_Your goal_.
Which lines below contain "save"? Pull them out.

[Extracted records]
□ □ □ □ □

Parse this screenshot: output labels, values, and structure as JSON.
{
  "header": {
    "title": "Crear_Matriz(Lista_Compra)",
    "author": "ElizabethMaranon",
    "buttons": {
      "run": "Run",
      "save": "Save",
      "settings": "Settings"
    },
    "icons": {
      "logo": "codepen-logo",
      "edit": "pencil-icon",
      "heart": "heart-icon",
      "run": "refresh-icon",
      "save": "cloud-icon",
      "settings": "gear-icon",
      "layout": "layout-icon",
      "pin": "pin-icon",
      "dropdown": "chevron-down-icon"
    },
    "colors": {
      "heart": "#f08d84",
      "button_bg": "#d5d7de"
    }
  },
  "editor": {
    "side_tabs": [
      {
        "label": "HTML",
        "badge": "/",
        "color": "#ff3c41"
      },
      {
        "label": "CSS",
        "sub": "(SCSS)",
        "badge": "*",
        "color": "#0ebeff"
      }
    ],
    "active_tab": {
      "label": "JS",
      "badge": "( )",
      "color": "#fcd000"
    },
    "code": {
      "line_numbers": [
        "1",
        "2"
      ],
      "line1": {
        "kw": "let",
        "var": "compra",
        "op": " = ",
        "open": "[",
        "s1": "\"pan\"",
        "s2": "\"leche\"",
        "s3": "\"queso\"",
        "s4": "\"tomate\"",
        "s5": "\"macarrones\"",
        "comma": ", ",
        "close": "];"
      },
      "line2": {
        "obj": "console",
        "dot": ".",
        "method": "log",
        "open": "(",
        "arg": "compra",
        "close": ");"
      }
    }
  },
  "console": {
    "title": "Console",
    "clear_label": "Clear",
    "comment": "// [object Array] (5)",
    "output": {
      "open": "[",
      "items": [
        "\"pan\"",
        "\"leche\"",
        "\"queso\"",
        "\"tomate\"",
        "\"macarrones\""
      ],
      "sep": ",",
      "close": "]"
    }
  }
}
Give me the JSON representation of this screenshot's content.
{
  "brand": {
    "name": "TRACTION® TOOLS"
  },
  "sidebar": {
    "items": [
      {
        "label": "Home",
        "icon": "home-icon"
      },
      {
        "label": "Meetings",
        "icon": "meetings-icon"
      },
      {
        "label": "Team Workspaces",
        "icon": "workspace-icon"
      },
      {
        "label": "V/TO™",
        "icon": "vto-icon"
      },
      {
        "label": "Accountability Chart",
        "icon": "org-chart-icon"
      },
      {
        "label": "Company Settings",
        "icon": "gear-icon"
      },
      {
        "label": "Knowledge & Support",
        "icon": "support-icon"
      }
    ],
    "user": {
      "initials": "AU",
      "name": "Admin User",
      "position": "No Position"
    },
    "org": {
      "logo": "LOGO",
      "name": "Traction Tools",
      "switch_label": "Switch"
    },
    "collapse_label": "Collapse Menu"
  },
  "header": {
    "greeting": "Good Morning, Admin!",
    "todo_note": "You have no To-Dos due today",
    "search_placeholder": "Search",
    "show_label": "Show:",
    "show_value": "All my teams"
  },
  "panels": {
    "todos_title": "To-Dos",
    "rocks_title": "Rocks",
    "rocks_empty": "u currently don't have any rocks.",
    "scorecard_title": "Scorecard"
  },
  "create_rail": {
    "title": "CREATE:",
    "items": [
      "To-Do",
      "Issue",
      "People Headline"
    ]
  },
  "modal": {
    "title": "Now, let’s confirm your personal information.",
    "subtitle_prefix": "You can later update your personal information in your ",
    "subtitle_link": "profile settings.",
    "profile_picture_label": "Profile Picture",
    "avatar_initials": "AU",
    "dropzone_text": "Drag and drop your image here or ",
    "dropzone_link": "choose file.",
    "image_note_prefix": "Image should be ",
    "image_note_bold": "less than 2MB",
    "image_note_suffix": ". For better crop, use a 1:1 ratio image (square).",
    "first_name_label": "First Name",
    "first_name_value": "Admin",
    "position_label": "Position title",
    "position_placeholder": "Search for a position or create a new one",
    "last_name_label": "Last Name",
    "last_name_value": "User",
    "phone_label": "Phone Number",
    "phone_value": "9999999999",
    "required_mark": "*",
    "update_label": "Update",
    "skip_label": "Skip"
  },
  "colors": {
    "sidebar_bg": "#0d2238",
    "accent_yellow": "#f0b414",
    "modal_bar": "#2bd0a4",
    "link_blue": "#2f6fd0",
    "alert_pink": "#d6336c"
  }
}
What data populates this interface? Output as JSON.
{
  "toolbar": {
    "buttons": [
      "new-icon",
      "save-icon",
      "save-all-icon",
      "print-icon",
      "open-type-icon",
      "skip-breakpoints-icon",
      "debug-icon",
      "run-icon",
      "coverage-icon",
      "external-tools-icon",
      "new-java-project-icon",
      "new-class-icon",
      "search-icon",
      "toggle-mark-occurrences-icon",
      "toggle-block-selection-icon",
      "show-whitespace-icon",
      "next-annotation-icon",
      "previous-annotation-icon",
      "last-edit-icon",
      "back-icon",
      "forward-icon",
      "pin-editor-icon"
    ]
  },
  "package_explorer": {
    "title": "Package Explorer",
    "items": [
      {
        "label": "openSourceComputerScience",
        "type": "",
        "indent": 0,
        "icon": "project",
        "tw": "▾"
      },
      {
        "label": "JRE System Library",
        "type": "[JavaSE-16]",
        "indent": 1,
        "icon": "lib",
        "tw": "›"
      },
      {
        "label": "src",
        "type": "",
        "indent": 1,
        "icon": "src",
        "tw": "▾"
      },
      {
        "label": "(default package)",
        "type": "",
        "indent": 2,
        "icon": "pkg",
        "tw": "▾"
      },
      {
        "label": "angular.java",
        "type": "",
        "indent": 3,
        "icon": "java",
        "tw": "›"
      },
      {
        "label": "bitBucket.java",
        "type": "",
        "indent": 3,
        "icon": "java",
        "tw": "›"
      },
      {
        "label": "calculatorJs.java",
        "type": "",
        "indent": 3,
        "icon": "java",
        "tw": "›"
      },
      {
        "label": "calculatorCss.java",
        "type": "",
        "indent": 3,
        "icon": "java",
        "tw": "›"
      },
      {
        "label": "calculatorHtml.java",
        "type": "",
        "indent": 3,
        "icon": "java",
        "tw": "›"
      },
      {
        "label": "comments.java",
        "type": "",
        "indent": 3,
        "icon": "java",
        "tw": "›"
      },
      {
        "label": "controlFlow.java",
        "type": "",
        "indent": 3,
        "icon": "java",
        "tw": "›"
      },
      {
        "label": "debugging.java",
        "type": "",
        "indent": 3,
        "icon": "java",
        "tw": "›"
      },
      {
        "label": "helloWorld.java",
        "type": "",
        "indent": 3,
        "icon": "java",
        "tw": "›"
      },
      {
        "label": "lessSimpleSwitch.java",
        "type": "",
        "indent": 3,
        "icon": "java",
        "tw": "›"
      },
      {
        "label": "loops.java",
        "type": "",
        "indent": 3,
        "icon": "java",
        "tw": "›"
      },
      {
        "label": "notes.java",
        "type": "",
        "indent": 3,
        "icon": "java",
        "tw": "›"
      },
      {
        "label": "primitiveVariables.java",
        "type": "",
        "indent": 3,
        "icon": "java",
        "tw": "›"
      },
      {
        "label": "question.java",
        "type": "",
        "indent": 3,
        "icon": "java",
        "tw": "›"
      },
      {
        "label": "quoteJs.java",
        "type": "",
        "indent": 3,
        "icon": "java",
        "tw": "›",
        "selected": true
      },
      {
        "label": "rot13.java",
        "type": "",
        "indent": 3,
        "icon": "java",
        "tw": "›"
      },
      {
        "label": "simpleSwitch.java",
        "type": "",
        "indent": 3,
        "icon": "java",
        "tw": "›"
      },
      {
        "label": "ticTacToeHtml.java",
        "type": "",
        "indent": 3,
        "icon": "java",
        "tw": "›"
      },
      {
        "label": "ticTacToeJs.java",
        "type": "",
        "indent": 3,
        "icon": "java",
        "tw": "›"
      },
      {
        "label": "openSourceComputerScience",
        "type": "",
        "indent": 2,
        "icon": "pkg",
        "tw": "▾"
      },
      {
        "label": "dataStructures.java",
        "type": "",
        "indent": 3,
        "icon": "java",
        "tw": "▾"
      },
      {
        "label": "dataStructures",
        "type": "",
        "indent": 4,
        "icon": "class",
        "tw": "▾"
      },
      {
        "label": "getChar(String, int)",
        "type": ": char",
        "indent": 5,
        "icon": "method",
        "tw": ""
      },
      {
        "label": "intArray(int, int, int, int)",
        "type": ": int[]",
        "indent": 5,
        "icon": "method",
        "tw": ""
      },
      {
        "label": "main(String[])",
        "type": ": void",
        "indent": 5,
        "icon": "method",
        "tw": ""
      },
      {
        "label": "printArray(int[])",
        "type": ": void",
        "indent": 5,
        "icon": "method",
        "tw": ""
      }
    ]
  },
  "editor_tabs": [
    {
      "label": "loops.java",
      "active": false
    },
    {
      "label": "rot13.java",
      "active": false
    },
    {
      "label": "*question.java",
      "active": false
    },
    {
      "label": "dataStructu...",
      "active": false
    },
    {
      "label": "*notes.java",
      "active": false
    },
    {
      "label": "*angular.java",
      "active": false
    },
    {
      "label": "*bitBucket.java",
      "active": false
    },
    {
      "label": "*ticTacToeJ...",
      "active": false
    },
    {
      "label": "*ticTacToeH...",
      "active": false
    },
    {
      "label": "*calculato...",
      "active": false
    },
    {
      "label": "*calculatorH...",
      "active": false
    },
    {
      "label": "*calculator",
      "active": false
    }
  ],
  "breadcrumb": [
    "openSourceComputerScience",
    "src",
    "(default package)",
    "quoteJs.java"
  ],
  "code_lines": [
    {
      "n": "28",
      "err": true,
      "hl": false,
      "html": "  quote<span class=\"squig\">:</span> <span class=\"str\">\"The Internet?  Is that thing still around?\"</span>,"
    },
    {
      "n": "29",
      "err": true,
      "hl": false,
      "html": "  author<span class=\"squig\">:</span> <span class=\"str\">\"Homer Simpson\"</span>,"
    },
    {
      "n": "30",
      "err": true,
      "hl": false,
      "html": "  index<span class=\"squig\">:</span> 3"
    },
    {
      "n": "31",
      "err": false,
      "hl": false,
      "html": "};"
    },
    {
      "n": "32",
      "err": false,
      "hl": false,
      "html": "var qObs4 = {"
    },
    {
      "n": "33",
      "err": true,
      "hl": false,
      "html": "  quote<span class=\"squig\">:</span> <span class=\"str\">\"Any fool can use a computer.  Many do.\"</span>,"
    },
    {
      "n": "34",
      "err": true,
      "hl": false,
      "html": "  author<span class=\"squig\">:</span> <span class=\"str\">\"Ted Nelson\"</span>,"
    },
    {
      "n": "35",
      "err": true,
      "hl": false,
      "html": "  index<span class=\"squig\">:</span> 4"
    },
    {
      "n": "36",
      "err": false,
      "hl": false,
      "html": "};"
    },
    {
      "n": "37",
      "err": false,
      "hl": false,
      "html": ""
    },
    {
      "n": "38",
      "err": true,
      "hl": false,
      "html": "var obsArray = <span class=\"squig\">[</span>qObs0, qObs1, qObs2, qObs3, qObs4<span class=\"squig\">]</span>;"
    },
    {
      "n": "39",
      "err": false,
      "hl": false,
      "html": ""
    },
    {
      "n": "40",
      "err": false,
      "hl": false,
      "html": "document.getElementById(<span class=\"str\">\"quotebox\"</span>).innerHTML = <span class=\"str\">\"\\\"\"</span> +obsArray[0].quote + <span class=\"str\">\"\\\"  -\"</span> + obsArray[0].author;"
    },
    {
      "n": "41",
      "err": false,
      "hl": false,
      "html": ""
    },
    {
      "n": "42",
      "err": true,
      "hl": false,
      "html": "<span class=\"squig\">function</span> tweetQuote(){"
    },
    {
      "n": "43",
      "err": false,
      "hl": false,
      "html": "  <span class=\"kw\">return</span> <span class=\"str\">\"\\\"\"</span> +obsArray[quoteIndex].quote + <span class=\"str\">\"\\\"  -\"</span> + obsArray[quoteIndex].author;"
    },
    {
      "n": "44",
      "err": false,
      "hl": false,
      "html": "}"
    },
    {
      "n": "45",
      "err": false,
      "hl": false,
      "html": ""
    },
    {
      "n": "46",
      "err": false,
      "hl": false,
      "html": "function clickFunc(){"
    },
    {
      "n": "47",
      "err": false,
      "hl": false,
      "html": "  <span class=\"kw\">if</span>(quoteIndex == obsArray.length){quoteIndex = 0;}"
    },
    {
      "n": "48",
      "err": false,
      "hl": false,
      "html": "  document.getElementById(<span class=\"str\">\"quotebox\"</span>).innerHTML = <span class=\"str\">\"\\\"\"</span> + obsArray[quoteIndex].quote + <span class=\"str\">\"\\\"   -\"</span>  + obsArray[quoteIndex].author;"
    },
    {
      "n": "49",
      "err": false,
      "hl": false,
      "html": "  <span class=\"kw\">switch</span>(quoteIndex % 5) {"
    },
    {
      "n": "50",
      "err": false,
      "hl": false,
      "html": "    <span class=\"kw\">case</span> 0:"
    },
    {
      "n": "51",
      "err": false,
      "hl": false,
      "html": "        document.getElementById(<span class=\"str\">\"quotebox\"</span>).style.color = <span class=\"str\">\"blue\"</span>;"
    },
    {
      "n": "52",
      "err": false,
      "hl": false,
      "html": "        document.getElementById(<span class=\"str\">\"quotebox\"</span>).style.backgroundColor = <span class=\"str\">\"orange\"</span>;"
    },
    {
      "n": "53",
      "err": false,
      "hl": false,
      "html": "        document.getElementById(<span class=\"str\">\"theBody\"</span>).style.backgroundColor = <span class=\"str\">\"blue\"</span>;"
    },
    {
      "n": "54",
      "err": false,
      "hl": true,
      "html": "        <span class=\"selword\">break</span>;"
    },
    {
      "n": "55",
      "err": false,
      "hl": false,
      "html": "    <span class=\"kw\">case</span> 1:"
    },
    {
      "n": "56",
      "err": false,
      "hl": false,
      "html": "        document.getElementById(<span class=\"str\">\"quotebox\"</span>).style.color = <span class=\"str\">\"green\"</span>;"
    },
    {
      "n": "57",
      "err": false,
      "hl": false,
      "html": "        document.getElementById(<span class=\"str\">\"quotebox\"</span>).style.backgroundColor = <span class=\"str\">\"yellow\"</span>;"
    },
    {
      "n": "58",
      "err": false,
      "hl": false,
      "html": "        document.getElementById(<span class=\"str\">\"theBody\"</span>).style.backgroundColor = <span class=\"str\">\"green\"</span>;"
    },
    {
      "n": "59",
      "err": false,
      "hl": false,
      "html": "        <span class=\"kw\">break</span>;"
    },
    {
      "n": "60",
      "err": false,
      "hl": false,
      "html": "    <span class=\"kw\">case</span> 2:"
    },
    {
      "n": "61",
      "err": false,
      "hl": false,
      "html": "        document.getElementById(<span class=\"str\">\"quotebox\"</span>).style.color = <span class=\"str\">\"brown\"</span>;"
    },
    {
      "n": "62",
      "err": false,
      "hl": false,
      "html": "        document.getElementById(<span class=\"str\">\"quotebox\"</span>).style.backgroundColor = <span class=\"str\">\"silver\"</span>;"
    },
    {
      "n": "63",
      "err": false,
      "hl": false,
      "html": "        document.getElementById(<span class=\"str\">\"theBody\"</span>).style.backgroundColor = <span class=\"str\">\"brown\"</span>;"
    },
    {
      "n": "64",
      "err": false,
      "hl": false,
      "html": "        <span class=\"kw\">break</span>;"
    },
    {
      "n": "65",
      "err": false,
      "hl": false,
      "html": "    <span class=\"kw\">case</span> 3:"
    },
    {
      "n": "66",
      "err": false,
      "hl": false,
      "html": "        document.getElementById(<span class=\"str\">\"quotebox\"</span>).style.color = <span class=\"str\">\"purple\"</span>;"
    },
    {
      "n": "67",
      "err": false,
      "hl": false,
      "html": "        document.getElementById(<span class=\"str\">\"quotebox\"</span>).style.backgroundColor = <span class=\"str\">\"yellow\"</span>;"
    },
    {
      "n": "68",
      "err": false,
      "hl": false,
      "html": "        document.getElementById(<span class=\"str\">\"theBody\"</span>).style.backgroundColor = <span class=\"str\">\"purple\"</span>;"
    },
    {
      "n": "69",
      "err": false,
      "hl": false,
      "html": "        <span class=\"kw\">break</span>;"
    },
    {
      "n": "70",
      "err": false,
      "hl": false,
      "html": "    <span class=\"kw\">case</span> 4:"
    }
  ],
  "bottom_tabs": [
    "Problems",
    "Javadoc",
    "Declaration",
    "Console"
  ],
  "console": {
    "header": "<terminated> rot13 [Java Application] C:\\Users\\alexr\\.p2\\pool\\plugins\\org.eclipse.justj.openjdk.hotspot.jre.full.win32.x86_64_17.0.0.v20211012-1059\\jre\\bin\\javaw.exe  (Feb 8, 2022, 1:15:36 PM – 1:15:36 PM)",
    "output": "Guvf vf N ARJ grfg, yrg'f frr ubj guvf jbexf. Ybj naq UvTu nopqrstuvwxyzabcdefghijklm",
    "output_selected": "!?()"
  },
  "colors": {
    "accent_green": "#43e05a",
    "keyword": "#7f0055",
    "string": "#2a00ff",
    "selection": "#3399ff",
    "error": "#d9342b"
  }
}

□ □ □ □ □

_Result for this exercise_.
      "save": "Save",
      "save": "cloud-icon",
      "save-icon",
      "save-all-icon",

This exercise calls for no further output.